In your copy, include every line of the records exactly and no picture at all.

• **Source data**:
___

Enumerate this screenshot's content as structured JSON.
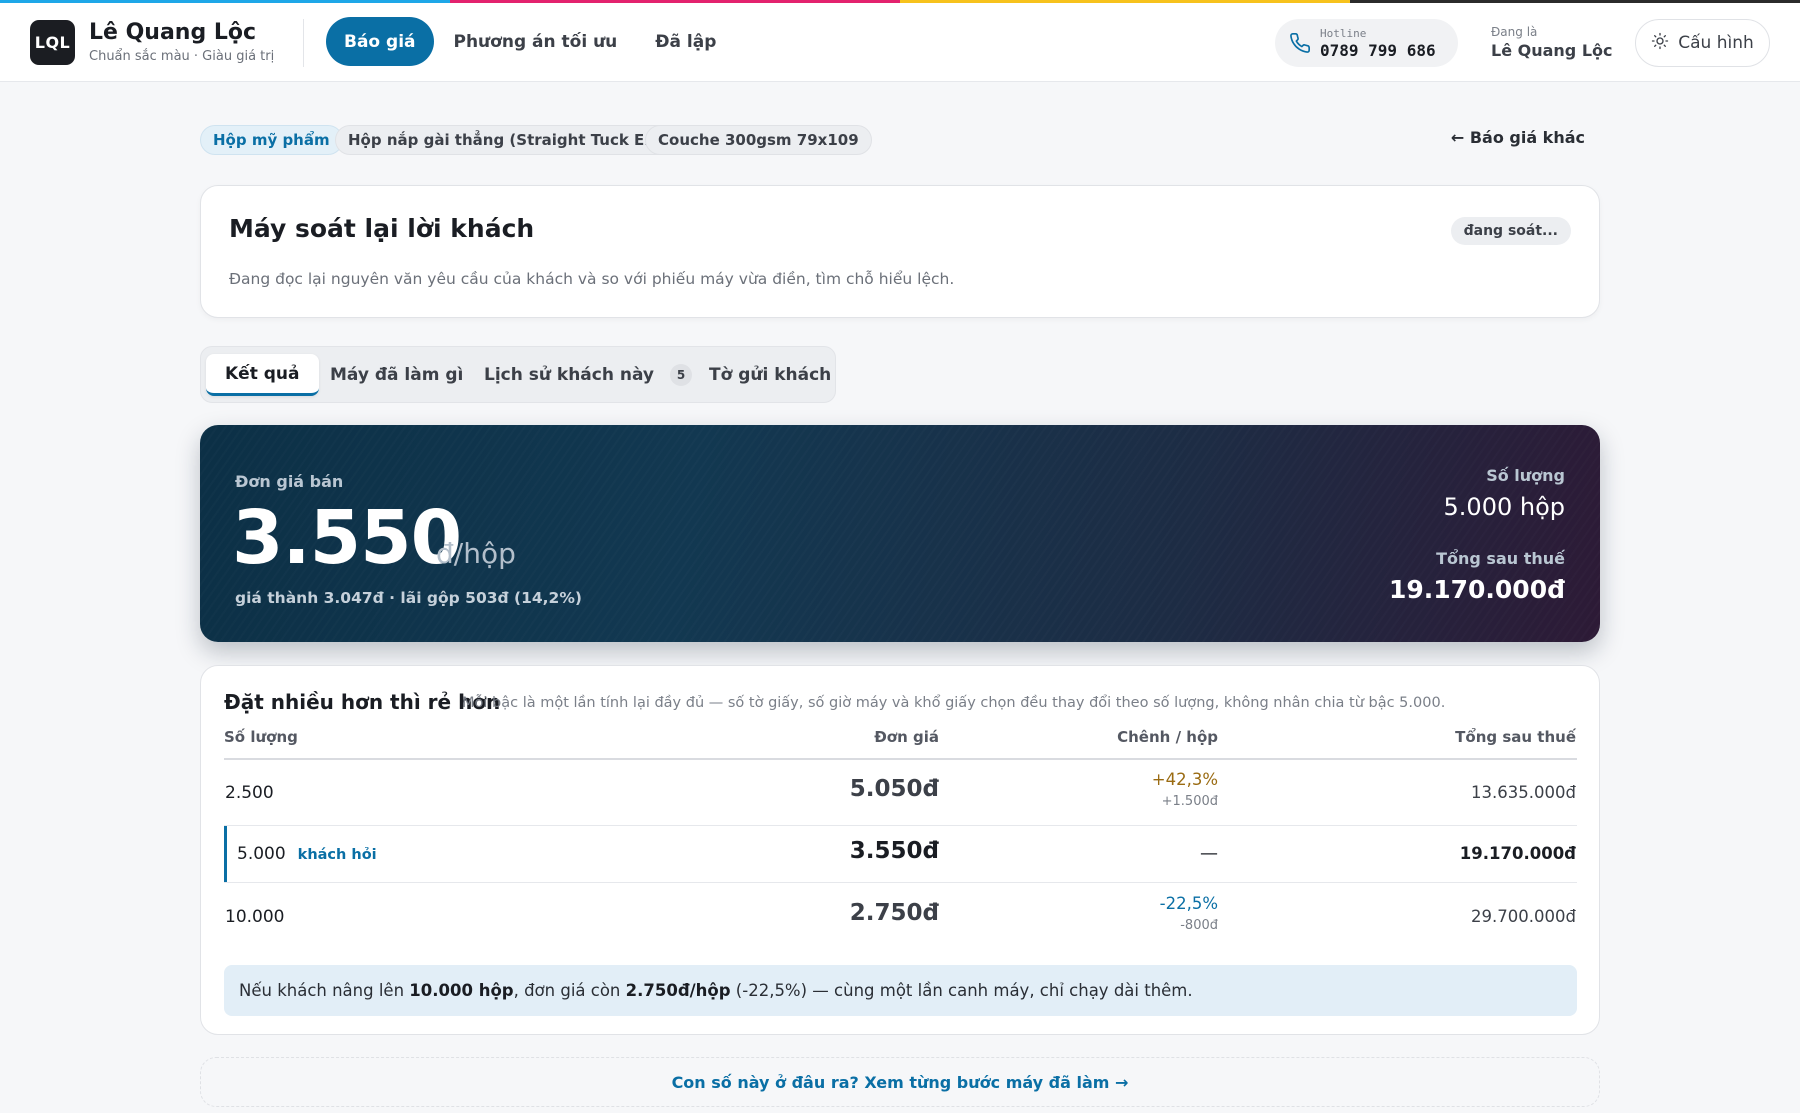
{
  "header": {
    "logo_text": "LQL",
    "brand_name": "Lê Quang Lộc",
    "brand_tagline": "Chuẩn sắc màu · Giàu giá trị",
    "nav": [
      {
        "label": "Báo giá",
        "active": true
      },
      {
        "label": "Phương án tối ưu",
        "active": false
      },
      {
        "label": "Đã lập",
        "active": false
      }
    ],
    "hotline_label": "Hotline",
    "hotline_number": "0789 799 686",
    "user_label": "Đang là",
    "user_name": "Lê Quang Lộc",
    "config_label": "Cấu hình"
  },
  "chips": [
    "Hộp mỹ phẩm",
    "Hộp nắp gài thẳng (Straight Tuck End)",
    "Couche 300gsm 79x109"
  ],
  "back_link": "← Báo giá khác",
  "review": {
    "title": "Máy soát lại lời khách",
    "status": "đang soát...",
    "description": "Đang đọc lại nguyên văn yêu cầu của khách và so với phiếu máy vừa điền, tìm chỗ hiểu lệch."
  },
  "tabs": [
    {
      "label": "Kết quả",
      "active": true
    },
    {
      "label": "Máy đã làm gì"
    },
    {
      "label": "Lịch sử khách này",
      "count": "5"
    },
    {
      "label": "Tờ gửi khách"
    }
  ],
  "hero": {
    "price_label": "Đơn giá bán",
    "price": "3.550",
    "unit": "đ/hộp",
    "sub": "giá thành 3.047đ · lãi gộp 503đ (14,2%)",
    "qty_label": "Số lượng",
    "qty": "5.000 hộp",
    "total_label": "Tổng sau thuế",
    "total": "19.170.000đ"
  },
  "tiers": {
    "title": "Đặt nhiều hơn thì rẻ hơn",
    "note": "Mỗi bậc là một lần tính lại đầy đủ — số tờ giấy, số giờ máy và khổ giấy chọn đều thay đổi theo số lượng, không nhân chia từ bậc 5.000.",
    "columns": [
      "Số lượng",
      "Đơn giá",
      "Chênh / hộp",
      "Tổng sau thuế"
    ],
    "rows": [
      {
        "qty": "2.500",
        "price": "5.050đ",
        "diff_pct": "+42,3%",
        "diff_abs": "+1.500đ",
        "total": "13.635.000đ"
      },
      {
        "qty": "5.000",
        "tag": "khách hỏi",
        "price": "3.550đ",
        "diff": "—",
        "total": "19.170.000đ"
      },
      {
        "qty": "10.000",
        "price": "2.750đ",
        "diff_pct": "-22,5%",
        "diff_abs": "-800đ",
        "total": "29.700.000đ"
      }
    ],
    "tip": {
      "t1": "Nếu khách nâng lên ",
      "b1": "10.000 hộp",
      "t2": ", đơn giá còn ",
      "b2": "2.750đ/hộp",
      "t3": " (-22,5%) — cùng một lần canh máy, chỉ chạy dài thêm."
    }
  },
  "bottom_link": "Con số này ở đâu ra? Xem từng bước máy đã làm →",
  "colors": {
    "accent": "#0a6fa5",
    "up": "#9a6b12",
    "hero_start": "#0c3046",
    "hero_end": "#2d1a36"
  }
}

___

• **RESPONSE BOX**:
Enumerate this screenshot's content as structured JSON.
{
  "header": {
    "logo_text": "LQL",
    "brand_name": "Lê Quang Lộc",
    "brand_tagline": "Chuẩn sắc màu · Giàu giá trị",
    "nav": [
      {
        "label": "Báo giá",
        "active": true
      },
      {
        "label": "Phương án tối ưu",
        "active": false
      },
      {
        "label": "Đã lập",
        "active": false
      }
    ],
    "hotline_label": "Hotline",
    "hotline_number": "0789 799 686",
    "user_label": "Đang là",
    "user_name": "Lê Quang Lộc",
    "config_label": "Cấu hình"
  },
  "chips": [
    "Hộp mỹ phẩm",
    "Hộp nắp gài thẳng (Straight Tuck End)",
    "Couche 300gsm 79x109"
  ],
  "back_link": "← Báo giá khác",
  "review": {
    "title": "Máy soát lại lời khách",
    "status": "đang soát...",
    "description": "Đang đọc lại nguyên văn yêu cầu của khách và so với phiếu máy vừa điền, tìm chỗ hiểu lệch."
  },
  "tabs": [
    {
      "label": "Kết quả",
      "active": true
    },
    {
      "label": "Máy đã làm gì"
    },
    {
      "label": "Lịch sử khách này",
      "count": "5"
    },
    {
      "label": "Tờ gửi khách"
    }
  ],
  "hero": {
    "price_label": "Đơn giá bán",
    "price": "3.550",
    "unit": "đ/hộp",
    "sub": "giá thành 3.047đ · lãi gộp 503đ (14,2%)",
    "qty_label": "Số lượng",
    "qty": "5.000 hộp",
    "total_label": "Tổng sau thuế",
    "total": "19.170.000đ"
  },
  "tiers": {
    "title": "Đặt nhiều hơn thì rẻ hơn",
    "note": "Mỗi bậc là một lần tính lại đầy đủ — số tờ giấy, số giờ máy và khổ giấy chọn đều thay đổi theo số lượng, không nhân chia từ bậc 5.000.",
    "columns": [
      "Số lượng",
      "Đơn giá",
      "Chênh / hộp",
      "Tổng sau thuế"
    ],
    "rows": [
      {
        "qty": "2.500",
        "price": "5.050đ",
        "diff_pct": "+42,3%",
        "diff_abs": "+1.500đ",
        "total": "13.635.000đ"
      },
      {
        "qty": "5.000",
        "tag": "khách hỏi",
        "price": "3.550đ",
        "diff": "—",
        "total": "19.170.000đ"
      },
      {
        "qty": "10.000",
        "price": "2.750đ",
        "diff_pct": "-22,5%",
        "diff_abs": "-800đ",
        "total": "29.700.000đ"
      }
    ],
    "tip": {
      "t1": "Nếu khách nâng lên ",
      "b1": "10.000 hộp",
      "t2": ", đơn giá còn ",
      "b2": "2.750đ/hộp",
      "t3": " (-22,5%) — cùng một lần canh máy, chỉ chạy dài thêm."
    }
  },
  "bottom_link": "Con số này ở đâu ra? Xem từng bước máy đã làm →",
  "colors": {
    "accent": "#0a6fa5",
    "up": "#9a6b12",
    "hero_start": "#0c3046",
    "hero_end": "#2d1a36"
  }
}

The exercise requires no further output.